According to Statistics Norway, the country's statistics bureau, last year showed the lowest numbers since 2009.

After several years of increase, the trend changed in the period of the economic crisis. As economic uncertainty grew from year to year, fertility rates in Norway decreased accordingly, Aftenposten reported.

Unlike in most western countries, fertility rates of Norwegian women increased in the 2000s. In 2002 the fertility rate was 1.75 and steadily increased to 1.98.

However, in the wake of the financial crisis, fertility has decreased every year, and by 2016 the fertility rate was 1.71, according to Statistics Norway's figures.

"Our findings show that local unemployment has had a greater negative impact on having first and third children after 2009," said Trude Lappegaard, senior researcher at Statistics Norway and the University of Oslo.

Lappegaard teamed up with Lars Dommermuth, another senior researcher at Statistics Norway, and authored a report to examine and explain the decline in fertility rates from 2010 in Norway.

There are primarily two main reasons why fertility rate has gone down, explained the researchers.

"Firstly, women wait longer before they have their first child. Secondly, there are fewer who have three or more children," said Dommermuth.

"Our results show that being in work has become more important for those who plan to have their first child. In addition, we see that having some work experience before having their first child also has become increasingly important," he said.

Lappegaard said the unemployment rates had become more important in the case of the births of the third child. "This suggests that mothers with two children generally have responded to growing economic uncertainty in society and in the local labor market," she said.
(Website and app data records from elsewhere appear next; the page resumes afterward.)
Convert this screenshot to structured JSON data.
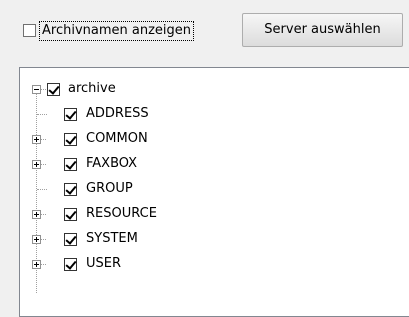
{
  "options": {
    "show_archive_names_label": "Archivnamen anzeigen",
    "show_archive_names_checked": false
  },
  "toolbar": {
    "select_server_label": "Server auswählen"
  },
  "tree": {
    "root": {
      "label": "archive",
      "checked": true,
      "expanded": true
    },
    "children": [
      {
        "label": "ADDRESS",
        "checked": true,
        "expandable": false
      },
      {
        "label": "COMMON",
        "checked": true,
        "expandable": true
      },
      {
        "label": "FAXBOX",
        "checked": true,
        "expandable": true
      },
      {
        "label": "GROUP",
        "checked": true,
        "expandable": false
      },
      {
        "label": "RESOURCE",
        "checked": true,
        "expandable": true
      },
      {
        "label": "SYSTEM",
        "checked": true,
        "expandable": true
      },
      {
        "label": "USER",
        "checked": true,
        "expandable": true
      }
    ]
  }
}
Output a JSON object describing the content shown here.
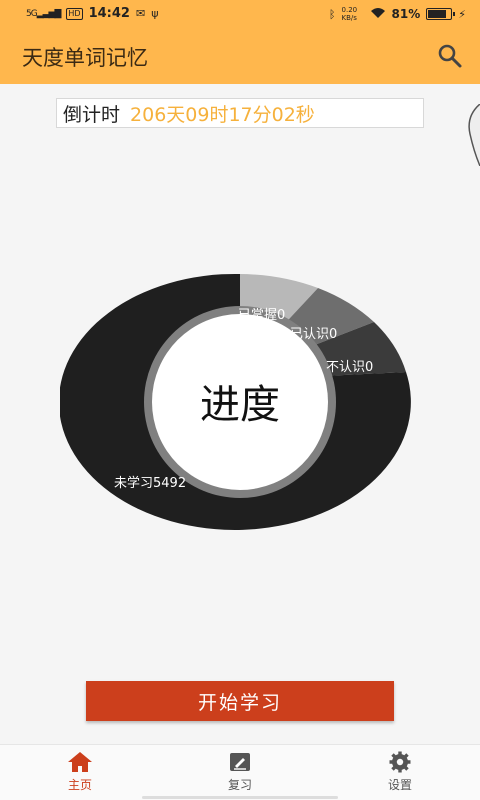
{
  "status_bar": {
    "network": "5G",
    "hd": "HD",
    "time": "14:42",
    "speed": "0.20 KB/s",
    "battery_text": "81%",
    "battery_level": 0.81,
    "icons": [
      "signal-icon",
      "wechat-icon",
      "usb-icon",
      "bluetooth-icon",
      "wifi-icon",
      "battery-icon",
      "charging-icon"
    ]
  },
  "app_bar": {
    "title": "天度单词记忆",
    "search_icon": "search-icon"
  },
  "countdown": {
    "label": "倒计时",
    "value": "206天09时17分02秒"
  },
  "progress": {
    "center_label": "进度",
    "segments": [
      {
        "label": "已掌握0",
        "color": "#b8b8b8"
      },
      {
        "label": "已认识0",
        "color": "#6e6e6e"
      },
      {
        "label": "不认识0",
        "color": "#3b3b3b"
      },
      {
        "label": "未学习5492",
        "color": "#1f1f1f"
      }
    ]
  },
  "start_button": {
    "label": "开始学习",
    "color": "#cc3f1c"
  },
  "bottom_nav": {
    "items": [
      {
        "label": "主页",
        "icon": "home-icon",
        "active": true
      },
      {
        "label": "复习",
        "icon": "review-icon",
        "active": false
      },
      {
        "label": "设置",
        "icon": "gear-icon",
        "active": false
      }
    ]
  }
}
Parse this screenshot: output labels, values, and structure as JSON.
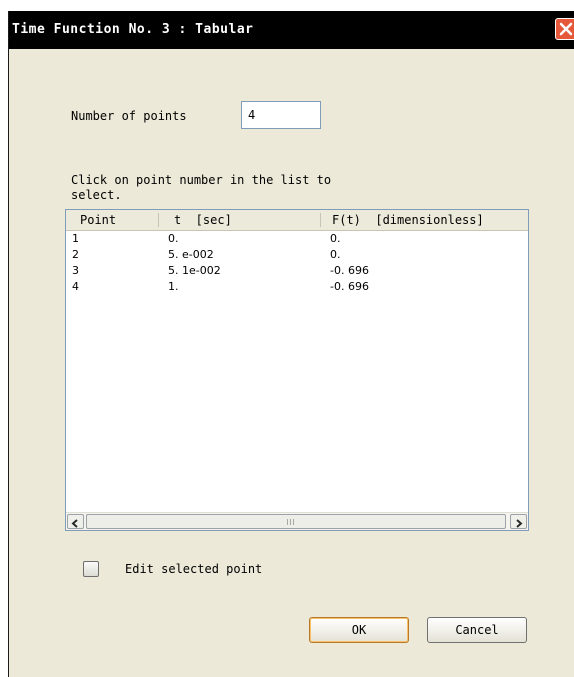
{
  "window": {
    "title": "Time Function No. 3 : Tabular"
  },
  "form": {
    "num_points_label": "Number of points",
    "num_points_value": "4",
    "instructions": "Click on point number in the list to\nselect."
  },
  "list": {
    "headers": [
      "Point",
      "t  [sec]",
      "F(t)  [dimensionless]"
    ],
    "rows": [
      [
        "1",
        "0.",
        "0."
      ],
      [
        "2",
        "5. e-002",
        "0."
      ],
      [
        "3",
        "5. 1e-002",
        "-0. 696"
      ],
      [
        "4",
        "1.",
        "-0. 696"
      ]
    ]
  },
  "options": {
    "edit_selected_label": "Edit selected point",
    "edit_selected_checked": false
  },
  "buttons": {
    "ok": "OK",
    "cancel": "Cancel"
  },
  "icons": {
    "close": "close-icon",
    "scroll_left": "scroll-left-arrow-icon",
    "scroll_right": "scroll-right-arrow-icon"
  },
  "colors": {
    "titlebar": "#000000",
    "close_button": "#e5583a",
    "dialog_bg": "#ece9d8"
  }
}
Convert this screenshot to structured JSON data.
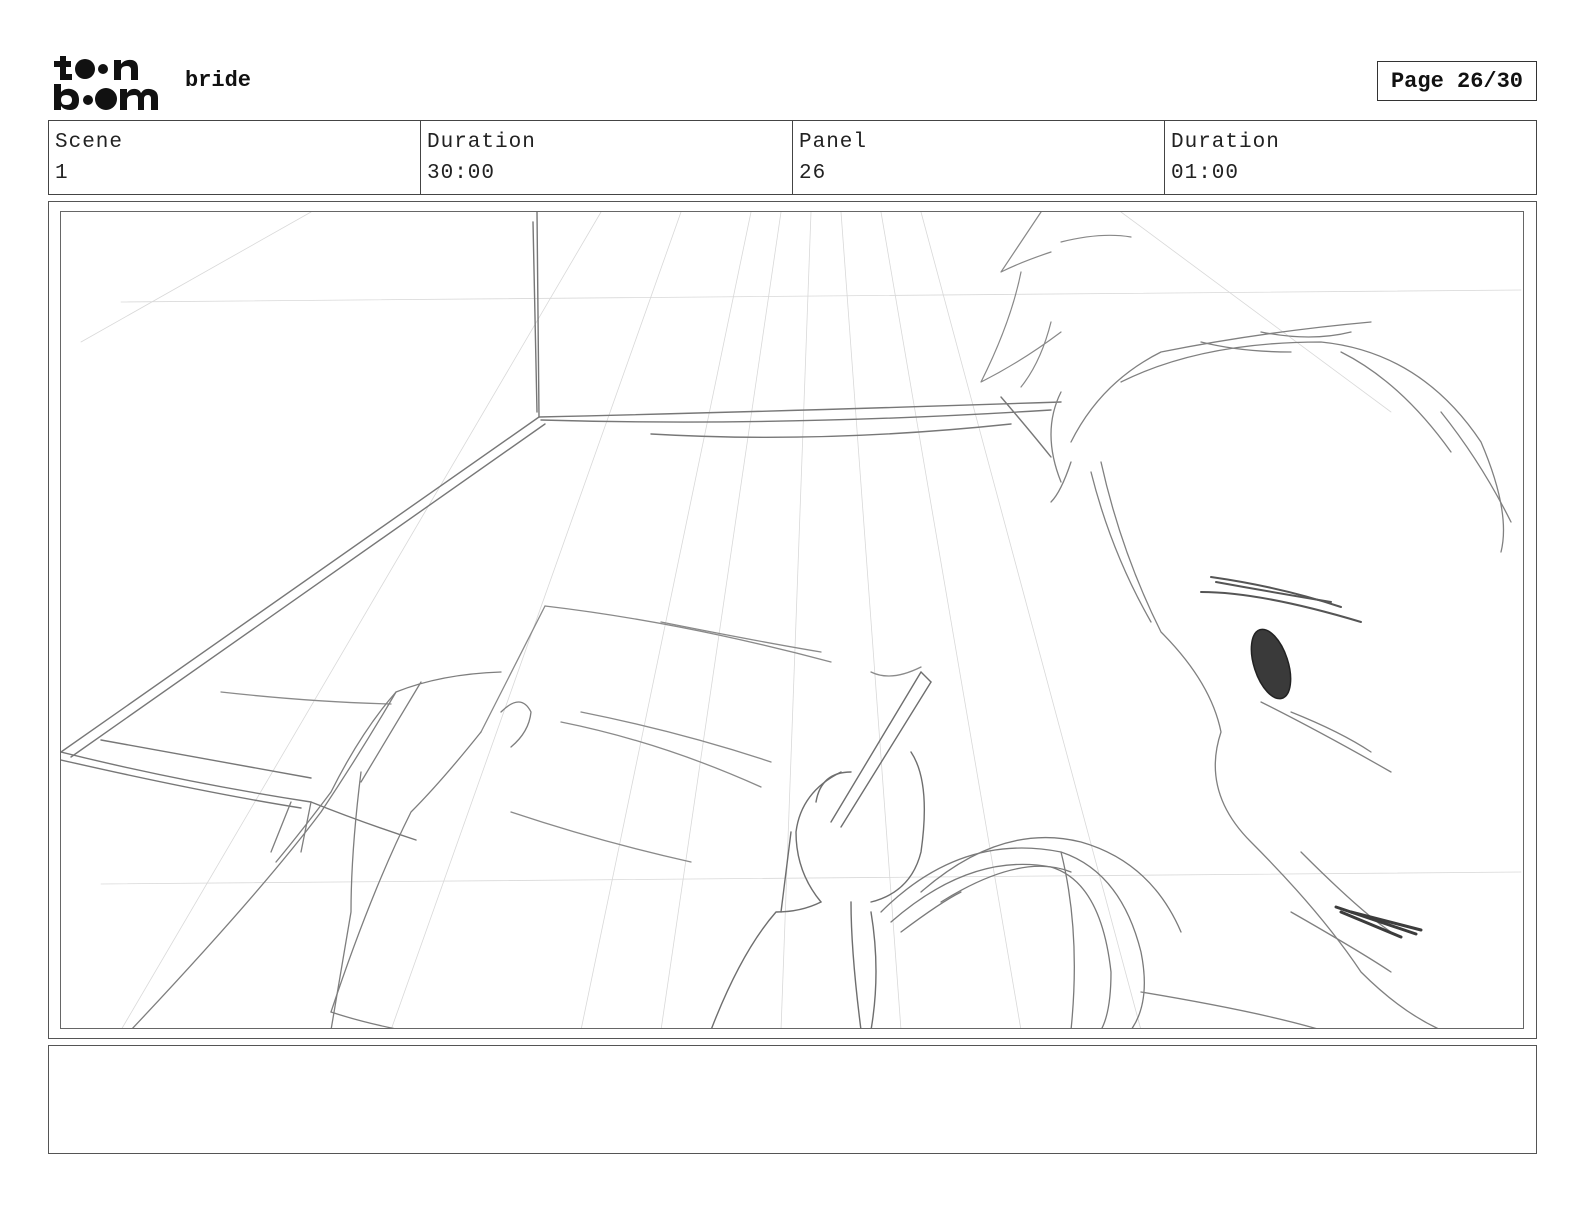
{
  "header": {
    "logo_top": "t●●n",
    "logo_bottom": "b●●m",
    "project_name": "bride",
    "page_indicator": "Page 26/30"
  },
  "info": {
    "scene_label": "Scene",
    "scene_value": "1",
    "scene_duration_label": "Duration",
    "scene_duration_value": "30:00",
    "panel_label": "Panel",
    "panel_value": "26",
    "panel_duration_label": "Duration",
    "panel_duration_value": "01:00"
  },
  "panel": {
    "image": "pencil-sketch-character-writing-at-desk-icon"
  },
  "notes": {
    "text": ""
  }
}
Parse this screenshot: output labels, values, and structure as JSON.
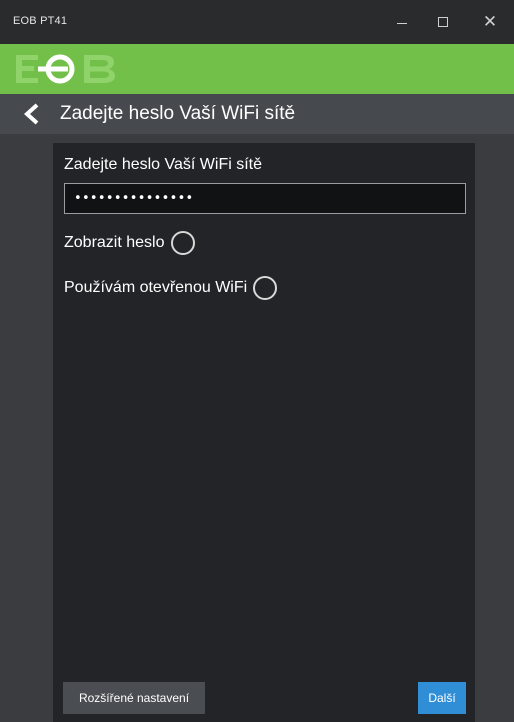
{
  "window": {
    "title": "EOB PT41",
    "minimize_icon": "minimize-icon",
    "maximize_icon": "maximize-icon",
    "close_icon": "close-icon"
  },
  "brand": {
    "logo_text": "EOB",
    "bar_color": "#72c04a"
  },
  "nav": {
    "back_icon": "chevron-left-icon",
    "title": "Zadejte heslo Vaší WiFi sítě"
  },
  "form": {
    "password_label": "Zadejte heslo Vaší WiFi sítě",
    "password_value_masked": "•••••••••••••••",
    "show_password_label": "Zobrazit heslo",
    "open_wifi_label": "Používám otevřenou WiFi"
  },
  "footer": {
    "advanced_label": "Rozšířené nastavení",
    "next_label": "Další",
    "next_color": "#2f8ed6"
  }
}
Norwegian women were, on average, 29 years old when they had their first child in 2016, according to the report.